*Task prompt*:
Return every line below in which "JSON" appears.

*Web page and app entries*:

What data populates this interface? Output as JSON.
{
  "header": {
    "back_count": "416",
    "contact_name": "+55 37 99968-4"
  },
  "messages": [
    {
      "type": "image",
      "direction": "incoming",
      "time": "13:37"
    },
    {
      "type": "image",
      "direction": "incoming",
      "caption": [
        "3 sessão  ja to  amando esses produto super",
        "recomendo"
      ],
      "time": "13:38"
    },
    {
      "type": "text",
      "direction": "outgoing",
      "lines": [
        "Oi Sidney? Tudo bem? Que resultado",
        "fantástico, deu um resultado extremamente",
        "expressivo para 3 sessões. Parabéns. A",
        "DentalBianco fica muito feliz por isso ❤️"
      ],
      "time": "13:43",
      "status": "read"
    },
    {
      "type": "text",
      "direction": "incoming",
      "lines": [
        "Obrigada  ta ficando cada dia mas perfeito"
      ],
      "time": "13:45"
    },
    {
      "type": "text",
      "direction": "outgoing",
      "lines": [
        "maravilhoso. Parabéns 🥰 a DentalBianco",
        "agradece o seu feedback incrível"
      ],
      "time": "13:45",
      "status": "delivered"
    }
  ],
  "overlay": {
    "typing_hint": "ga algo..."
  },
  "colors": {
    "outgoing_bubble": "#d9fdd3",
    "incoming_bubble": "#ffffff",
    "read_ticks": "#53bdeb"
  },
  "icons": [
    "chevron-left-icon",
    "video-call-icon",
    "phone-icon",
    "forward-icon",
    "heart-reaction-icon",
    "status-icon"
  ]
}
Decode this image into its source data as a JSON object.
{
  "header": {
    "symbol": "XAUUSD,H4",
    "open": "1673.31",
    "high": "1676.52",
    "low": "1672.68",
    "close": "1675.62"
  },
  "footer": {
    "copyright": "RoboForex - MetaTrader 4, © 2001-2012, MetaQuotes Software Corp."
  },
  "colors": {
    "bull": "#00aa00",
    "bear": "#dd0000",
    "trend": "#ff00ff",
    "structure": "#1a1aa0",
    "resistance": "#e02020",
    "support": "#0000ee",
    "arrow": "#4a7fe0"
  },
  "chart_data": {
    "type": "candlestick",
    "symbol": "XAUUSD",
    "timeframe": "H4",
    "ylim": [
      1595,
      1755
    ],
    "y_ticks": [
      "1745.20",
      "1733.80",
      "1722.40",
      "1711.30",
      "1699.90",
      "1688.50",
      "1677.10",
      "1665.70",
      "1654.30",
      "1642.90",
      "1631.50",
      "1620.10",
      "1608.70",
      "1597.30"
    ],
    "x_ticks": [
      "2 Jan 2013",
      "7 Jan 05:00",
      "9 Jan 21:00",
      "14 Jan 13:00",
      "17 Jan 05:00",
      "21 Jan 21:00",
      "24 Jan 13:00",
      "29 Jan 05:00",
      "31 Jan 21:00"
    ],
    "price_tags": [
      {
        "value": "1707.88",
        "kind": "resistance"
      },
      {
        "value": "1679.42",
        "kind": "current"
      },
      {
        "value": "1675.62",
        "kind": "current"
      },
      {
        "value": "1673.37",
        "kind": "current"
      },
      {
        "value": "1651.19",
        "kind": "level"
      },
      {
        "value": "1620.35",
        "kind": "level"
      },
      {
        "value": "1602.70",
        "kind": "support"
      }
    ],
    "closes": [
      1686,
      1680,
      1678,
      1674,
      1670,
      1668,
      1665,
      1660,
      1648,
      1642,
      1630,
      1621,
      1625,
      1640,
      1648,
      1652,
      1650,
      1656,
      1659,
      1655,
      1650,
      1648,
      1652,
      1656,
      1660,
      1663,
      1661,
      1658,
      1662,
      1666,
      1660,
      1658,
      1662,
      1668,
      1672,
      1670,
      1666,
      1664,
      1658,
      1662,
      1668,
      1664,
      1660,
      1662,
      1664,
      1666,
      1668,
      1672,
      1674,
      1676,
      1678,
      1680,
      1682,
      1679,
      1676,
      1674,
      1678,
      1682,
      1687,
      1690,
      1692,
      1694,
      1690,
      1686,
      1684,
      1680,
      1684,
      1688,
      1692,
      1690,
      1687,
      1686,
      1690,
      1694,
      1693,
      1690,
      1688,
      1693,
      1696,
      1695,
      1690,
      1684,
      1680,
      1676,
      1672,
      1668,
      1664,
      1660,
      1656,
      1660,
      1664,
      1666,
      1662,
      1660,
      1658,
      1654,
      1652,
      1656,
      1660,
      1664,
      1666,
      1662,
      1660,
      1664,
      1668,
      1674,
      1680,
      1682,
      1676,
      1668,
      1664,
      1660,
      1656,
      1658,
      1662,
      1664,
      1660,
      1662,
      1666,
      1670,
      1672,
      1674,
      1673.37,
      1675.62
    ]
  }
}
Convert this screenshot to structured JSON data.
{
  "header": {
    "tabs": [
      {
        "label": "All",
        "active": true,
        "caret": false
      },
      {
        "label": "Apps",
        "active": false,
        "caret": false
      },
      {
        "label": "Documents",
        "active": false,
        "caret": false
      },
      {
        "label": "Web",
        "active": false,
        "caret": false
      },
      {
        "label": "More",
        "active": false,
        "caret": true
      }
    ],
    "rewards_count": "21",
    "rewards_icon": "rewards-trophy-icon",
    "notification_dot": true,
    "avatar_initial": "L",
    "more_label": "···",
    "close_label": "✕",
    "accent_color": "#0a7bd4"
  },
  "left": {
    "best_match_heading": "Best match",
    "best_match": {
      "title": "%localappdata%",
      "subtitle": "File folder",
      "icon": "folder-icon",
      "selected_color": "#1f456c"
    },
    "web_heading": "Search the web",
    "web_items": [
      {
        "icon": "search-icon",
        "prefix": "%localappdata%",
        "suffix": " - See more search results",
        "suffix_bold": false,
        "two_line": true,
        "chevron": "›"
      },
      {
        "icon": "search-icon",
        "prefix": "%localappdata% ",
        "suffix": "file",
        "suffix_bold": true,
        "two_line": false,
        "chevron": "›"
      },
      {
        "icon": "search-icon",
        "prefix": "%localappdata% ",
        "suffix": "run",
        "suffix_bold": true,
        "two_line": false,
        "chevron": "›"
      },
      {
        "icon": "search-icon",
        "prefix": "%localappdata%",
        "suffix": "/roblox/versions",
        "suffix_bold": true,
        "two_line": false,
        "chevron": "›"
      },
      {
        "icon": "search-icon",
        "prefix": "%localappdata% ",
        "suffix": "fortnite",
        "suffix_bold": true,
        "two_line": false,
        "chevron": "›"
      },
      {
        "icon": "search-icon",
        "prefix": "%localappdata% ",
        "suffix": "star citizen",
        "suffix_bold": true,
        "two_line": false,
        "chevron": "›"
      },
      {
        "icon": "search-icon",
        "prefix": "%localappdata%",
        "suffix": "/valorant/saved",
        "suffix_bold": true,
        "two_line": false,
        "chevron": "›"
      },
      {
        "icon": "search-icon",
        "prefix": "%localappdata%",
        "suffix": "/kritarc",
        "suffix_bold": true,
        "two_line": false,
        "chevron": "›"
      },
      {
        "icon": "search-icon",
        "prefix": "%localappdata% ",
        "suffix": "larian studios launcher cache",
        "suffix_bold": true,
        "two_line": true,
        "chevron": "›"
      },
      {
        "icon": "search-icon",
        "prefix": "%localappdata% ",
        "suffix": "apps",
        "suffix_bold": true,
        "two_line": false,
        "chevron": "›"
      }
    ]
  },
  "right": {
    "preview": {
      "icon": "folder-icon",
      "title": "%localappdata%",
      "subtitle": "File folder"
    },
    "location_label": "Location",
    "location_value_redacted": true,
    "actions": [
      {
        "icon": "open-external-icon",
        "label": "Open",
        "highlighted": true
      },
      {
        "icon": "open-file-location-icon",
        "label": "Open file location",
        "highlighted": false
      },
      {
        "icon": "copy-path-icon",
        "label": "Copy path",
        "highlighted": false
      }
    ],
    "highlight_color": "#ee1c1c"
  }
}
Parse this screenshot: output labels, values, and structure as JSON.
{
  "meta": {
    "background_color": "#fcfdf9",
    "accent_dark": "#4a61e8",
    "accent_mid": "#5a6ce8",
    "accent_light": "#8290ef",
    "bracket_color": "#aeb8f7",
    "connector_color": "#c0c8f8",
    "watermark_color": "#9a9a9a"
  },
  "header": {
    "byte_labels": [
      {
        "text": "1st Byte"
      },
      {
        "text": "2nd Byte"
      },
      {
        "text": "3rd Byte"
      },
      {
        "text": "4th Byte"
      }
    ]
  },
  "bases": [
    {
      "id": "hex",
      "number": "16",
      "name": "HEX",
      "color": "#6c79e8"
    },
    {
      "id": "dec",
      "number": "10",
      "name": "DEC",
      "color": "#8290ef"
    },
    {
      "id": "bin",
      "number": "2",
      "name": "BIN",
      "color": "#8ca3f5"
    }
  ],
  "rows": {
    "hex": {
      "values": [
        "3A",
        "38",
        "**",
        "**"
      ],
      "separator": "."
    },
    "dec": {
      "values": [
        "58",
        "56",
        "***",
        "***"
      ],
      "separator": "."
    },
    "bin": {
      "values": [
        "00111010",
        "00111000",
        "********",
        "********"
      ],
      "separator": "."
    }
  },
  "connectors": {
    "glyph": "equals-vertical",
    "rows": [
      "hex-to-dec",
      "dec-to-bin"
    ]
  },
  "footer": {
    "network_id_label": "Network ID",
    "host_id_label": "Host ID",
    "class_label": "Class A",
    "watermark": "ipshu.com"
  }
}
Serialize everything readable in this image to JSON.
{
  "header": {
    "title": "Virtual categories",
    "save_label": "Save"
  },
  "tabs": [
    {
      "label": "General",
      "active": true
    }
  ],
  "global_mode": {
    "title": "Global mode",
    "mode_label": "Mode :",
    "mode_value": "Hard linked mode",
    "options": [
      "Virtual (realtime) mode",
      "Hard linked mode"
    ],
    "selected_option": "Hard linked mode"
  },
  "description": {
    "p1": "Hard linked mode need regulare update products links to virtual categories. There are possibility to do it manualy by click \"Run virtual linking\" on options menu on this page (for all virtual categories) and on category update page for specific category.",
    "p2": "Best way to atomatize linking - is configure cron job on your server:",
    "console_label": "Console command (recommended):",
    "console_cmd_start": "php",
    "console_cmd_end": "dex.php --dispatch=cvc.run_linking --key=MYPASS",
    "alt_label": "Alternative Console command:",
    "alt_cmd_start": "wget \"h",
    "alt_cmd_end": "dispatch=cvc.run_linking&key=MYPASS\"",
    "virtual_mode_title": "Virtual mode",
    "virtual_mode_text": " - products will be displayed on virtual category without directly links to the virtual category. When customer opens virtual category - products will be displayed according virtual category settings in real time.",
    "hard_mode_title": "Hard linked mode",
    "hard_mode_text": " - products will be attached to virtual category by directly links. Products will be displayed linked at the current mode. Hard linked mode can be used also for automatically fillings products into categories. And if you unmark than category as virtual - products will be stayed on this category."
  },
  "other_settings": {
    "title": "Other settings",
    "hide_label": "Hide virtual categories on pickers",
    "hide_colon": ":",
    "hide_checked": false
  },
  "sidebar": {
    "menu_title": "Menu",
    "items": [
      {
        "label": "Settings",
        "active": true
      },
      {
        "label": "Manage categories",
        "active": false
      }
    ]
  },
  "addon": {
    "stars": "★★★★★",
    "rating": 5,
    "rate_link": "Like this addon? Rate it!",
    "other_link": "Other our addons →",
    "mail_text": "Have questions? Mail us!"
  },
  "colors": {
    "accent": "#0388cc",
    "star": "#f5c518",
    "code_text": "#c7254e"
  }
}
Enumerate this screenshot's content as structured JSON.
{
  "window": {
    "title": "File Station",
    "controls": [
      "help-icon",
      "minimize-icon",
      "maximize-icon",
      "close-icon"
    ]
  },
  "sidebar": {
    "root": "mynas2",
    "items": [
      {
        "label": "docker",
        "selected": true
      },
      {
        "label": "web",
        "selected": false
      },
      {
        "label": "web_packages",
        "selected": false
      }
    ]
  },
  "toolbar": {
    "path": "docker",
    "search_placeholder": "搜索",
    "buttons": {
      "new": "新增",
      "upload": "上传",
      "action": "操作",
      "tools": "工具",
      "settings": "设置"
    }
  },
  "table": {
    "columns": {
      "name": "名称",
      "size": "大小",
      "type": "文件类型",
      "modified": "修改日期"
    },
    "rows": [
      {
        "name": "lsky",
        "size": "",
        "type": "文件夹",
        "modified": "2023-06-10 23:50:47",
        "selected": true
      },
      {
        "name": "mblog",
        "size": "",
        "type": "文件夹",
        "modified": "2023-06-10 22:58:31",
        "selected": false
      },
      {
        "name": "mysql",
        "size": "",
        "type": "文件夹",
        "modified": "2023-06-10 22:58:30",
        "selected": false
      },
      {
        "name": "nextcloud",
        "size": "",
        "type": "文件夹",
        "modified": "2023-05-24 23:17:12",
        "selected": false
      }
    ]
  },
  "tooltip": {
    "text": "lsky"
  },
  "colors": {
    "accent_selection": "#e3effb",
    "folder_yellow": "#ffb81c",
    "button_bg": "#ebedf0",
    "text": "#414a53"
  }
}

*Result*:
What data populates this interface? Output as JSON.
Decode this image into its source data as a JSON object.
Convert this screenshot to structured JSON data.
Parse this screenshot: output labels, values, and structure as JSON.
Serialize everything readable in this image to JSON.
Enumerate this screenshot's content as structured JSON.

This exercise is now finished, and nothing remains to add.